Data supplied:
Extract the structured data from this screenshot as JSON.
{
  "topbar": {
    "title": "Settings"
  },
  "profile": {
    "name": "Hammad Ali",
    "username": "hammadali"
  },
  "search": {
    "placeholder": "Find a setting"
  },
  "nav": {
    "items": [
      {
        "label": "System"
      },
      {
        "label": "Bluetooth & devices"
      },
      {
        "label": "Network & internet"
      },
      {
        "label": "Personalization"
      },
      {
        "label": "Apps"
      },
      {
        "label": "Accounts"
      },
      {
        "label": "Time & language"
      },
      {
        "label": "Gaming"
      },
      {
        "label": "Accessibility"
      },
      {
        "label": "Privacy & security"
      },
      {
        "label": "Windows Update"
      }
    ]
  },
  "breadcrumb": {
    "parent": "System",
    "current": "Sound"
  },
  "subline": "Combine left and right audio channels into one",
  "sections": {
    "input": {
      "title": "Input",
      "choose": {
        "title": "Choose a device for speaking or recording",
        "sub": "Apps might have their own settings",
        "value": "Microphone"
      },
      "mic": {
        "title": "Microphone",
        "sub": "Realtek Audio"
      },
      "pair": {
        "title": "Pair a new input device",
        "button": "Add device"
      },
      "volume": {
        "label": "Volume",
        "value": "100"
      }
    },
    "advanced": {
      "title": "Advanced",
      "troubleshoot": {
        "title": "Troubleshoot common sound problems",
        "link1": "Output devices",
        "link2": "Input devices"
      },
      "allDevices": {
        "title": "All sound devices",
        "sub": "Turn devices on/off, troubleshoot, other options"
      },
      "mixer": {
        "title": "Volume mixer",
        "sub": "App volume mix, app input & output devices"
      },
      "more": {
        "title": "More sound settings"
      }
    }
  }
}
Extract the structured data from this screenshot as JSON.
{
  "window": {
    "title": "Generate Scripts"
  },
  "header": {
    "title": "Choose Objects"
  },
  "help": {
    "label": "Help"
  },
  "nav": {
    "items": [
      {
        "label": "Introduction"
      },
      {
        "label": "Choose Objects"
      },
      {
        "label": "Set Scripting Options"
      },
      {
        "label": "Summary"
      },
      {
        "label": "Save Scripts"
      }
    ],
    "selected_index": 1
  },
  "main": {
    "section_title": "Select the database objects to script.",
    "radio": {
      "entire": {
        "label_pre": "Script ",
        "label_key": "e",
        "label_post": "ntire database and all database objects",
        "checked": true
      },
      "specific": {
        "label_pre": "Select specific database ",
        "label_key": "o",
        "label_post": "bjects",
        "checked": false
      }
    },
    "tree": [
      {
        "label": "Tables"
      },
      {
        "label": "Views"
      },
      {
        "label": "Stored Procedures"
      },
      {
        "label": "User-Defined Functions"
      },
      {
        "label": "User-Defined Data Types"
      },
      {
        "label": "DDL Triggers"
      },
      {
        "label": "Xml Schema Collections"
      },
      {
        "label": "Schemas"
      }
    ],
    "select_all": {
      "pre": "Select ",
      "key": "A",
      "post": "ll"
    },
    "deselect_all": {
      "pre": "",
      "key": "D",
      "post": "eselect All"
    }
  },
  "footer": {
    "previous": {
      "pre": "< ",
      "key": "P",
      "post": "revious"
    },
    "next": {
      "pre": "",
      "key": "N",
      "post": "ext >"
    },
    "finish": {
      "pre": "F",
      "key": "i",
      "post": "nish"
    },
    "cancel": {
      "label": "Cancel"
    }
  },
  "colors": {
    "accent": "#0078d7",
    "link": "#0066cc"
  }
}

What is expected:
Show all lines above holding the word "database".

Completed exercise:
    "section_title": "Select the database objects to script.",
        "label_post": "ntire database and all database objects",
        "label_pre": "Select specific database ",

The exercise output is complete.